[[ EXERCISE DATA open ]]

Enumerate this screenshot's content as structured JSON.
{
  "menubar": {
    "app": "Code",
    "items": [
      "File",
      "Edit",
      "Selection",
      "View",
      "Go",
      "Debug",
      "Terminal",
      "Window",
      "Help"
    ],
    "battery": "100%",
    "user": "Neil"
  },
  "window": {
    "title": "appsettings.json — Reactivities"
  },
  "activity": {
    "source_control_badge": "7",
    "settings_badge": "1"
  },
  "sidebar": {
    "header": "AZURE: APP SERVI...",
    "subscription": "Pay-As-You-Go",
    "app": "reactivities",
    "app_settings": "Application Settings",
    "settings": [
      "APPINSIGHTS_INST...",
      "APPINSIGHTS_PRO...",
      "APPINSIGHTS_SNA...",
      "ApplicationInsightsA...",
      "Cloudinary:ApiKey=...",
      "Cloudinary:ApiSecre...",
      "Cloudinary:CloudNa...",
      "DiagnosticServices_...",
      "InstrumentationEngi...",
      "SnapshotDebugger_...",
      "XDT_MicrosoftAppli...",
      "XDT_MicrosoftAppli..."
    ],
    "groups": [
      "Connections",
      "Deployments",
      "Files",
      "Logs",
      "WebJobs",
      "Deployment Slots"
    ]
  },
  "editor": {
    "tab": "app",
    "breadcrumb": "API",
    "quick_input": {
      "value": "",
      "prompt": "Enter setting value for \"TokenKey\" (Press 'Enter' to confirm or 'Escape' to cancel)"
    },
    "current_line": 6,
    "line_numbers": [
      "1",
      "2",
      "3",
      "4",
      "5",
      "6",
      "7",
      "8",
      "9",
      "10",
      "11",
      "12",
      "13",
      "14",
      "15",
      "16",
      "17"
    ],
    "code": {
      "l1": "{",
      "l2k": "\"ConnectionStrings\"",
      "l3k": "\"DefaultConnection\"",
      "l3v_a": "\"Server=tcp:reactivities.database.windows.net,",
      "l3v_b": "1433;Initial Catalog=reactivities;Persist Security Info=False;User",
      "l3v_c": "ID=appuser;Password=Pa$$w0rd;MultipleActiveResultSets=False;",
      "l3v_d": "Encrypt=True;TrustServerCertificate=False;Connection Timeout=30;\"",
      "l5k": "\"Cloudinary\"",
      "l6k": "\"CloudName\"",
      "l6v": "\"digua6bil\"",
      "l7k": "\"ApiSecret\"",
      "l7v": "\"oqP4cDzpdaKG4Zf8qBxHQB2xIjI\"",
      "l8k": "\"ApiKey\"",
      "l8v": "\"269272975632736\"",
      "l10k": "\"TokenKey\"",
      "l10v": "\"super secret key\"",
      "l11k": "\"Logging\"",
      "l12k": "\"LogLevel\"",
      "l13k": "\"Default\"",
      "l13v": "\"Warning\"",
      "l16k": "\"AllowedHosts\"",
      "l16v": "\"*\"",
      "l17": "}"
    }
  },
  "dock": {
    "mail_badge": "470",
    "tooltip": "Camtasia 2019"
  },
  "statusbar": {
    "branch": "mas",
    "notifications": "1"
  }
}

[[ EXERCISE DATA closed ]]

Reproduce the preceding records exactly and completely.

RESULT BELOW:
Enumerate this screenshot's content as structured JSON.
{
  "menubar": {
    "app": "Code",
    "items": [
      "File",
      "Edit",
      "Selection",
      "View",
      "Go",
      "Debug",
      "Terminal",
      "Window",
      "Help"
    ],
    "battery": "100%",
    "user": "Neil"
  },
  "window": {
    "title": "appsettings.json — Reactivities"
  },
  "activity": {
    "source_control_badge": "7",
    "settings_badge": "1"
  },
  "sidebar": {
    "header": "AZURE: APP SERVI...",
    "subscription": "Pay-As-You-Go",
    "app": "reactivities",
    "app_settings": "Application Settings",
    "settings": [
      "APPINSIGHTS_INST...",
      "APPINSIGHTS_PRO...",
      "APPINSIGHTS_SNA...",
      "ApplicationInsightsA...",
      "Cloudinary:ApiKey=...",
      "Cloudinary:ApiSecre...",
      "Cloudinary:CloudNa...",
      "DiagnosticServices_...",
      "InstrumentationEngi...",
      "SnapshotDebugger_...",
      "XDT_MicrosoftAppli...",
      "XDT_MicrosoftAppli..."
    ],
    "groups": [
      "Connections",
      "Deployments",
      "Files",
      "Logs",
      "WebJobs",
      "Deployment Slots"
    ]
  },
  "editor": {
    "tab": "app",
    "breadcrumb": "API",
    "quick_input": {
      "value": "",
      "prompt": "Enter setting value for \"TokenKey\" (Press 'Enter' to confirm or 'Escape' to cancel)"
    },
    "current_line": 6,
    "line_numbers": [
      "1",
      "2",
      "3",
      "4",
      "5",
      "6",
      "7",
      "8",
      "9",
      "10",
      "11",
      "12",
      "13",
      "14",
      "15",
      "16",
      "17"
    ],
    "code": {
      "l1": "{",
      "l2k": "\"ConnectionStrings\"",
      "l3k": "\"DefaultConnection\"",
      "l3v_a": "\"Server=tcp:reactivities.database.windows.net,",
      "l3v_b": "1433;Initial Catalog=reactivities;Persist Security Info=False;User",
      "l3v_c": "ID=appuser;Password=Pa$$w0rd;MultipleActiveResultSets=False;",
      "l3v_d": "Encrypt=True;TrustServerCertificate=False;Connection Timeout=30;\"",
      "l5k": "\"Cloudinary\"",
      "l6k": "\"CloudName\"",
      "l6v": "\"digua6bil\"",
      "l7k": "\"ApiSecret\"",
      "l7v": "\"oqP4cDzpdaKG4Zf8qBxHQB2xIjI\"",
      "l8k": "\"ApiKey\"",
      "l8v": "\"269272975632736\"",
      "l10k": "\"TokenKey\"",
      "l10v": "\"super secret key\"",
      "l11k": "\"Logging\"",
      "l12k": "\"LogLevel\"",
      "l13k": "\"Default\"",
      "l13v": "\"Warning\"",
      "l16k": "\"AllowedHosts\"",
      "l16v": "\"*\"",
      "l17": "}"
    }
  },
  "dock": {
    "mail_badge": "470",
    "tooltip": "Camtasia 2019"
  },
  "statusbar": {
    "branch": "mas",
    "notifications": "1"
  }
}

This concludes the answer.